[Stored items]
------
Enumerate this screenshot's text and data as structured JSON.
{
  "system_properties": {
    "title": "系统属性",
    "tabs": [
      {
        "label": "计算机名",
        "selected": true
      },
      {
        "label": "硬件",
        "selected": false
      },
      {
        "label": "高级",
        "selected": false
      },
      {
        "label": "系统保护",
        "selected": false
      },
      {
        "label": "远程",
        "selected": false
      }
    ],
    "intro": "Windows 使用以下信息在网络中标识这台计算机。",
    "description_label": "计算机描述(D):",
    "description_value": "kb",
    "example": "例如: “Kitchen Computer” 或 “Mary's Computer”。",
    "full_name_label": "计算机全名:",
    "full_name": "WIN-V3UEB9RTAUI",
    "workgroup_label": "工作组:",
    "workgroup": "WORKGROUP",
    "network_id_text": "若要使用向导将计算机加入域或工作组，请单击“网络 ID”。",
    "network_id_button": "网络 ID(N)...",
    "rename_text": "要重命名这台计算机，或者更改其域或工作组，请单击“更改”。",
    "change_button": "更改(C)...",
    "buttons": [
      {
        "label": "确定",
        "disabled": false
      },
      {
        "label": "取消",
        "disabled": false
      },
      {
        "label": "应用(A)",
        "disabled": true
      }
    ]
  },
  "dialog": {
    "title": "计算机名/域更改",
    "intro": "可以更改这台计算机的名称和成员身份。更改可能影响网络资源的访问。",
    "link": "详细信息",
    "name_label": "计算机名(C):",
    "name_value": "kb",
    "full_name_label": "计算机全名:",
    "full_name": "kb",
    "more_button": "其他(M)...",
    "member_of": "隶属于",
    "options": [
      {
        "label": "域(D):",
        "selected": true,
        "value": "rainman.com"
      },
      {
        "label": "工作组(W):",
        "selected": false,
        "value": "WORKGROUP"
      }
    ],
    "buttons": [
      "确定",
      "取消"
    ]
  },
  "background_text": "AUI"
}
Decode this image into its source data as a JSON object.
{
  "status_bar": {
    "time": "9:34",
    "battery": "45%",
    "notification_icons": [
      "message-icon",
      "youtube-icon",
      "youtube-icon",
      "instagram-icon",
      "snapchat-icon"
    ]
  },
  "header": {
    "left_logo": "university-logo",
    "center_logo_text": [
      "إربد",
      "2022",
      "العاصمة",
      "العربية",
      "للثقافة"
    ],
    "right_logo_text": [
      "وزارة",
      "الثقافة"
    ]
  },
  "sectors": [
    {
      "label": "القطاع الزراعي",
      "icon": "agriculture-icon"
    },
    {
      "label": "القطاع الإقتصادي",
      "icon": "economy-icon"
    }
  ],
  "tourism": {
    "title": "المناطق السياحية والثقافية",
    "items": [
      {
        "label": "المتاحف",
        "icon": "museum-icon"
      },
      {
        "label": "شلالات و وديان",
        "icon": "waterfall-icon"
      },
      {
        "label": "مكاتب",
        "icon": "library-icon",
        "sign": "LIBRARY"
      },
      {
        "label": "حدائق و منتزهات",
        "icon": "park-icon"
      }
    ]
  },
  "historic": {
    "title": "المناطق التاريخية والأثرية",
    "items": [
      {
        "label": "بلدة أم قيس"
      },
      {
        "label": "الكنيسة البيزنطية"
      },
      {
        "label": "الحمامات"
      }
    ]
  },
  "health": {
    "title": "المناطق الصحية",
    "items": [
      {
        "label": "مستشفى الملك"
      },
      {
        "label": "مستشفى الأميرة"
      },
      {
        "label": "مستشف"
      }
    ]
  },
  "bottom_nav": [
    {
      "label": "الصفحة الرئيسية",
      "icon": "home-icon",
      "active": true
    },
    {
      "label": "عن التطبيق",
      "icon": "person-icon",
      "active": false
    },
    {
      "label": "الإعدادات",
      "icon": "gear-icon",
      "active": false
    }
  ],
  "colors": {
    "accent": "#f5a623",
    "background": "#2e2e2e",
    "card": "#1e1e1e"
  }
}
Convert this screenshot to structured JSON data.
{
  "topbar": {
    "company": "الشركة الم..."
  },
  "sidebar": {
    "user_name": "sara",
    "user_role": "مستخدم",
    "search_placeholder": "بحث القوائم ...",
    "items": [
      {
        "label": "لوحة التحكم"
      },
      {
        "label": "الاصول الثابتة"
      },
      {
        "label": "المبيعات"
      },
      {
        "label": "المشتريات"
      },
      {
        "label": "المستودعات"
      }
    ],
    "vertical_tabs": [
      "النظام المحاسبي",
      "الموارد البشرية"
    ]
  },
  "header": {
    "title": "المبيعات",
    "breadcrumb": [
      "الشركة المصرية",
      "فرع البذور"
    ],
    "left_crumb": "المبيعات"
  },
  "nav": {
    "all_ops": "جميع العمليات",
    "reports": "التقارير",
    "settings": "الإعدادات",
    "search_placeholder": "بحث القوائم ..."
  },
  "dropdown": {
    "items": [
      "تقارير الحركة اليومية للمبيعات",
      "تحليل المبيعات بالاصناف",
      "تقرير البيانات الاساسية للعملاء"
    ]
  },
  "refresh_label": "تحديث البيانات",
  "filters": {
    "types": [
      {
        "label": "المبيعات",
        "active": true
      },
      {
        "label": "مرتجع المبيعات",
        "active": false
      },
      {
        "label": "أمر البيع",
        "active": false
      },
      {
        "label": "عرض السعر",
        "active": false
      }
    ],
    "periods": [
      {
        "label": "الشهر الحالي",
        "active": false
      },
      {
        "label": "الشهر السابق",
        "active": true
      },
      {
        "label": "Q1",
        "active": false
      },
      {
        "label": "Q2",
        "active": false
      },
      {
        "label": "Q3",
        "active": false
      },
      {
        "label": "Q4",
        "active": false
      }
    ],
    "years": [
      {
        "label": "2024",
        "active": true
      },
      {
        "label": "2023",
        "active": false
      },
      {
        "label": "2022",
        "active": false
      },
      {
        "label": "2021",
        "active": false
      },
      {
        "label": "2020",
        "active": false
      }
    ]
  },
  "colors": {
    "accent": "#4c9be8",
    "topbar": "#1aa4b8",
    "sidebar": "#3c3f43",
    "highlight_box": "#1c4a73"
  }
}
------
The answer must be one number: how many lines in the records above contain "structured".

= Result of this exercise =
2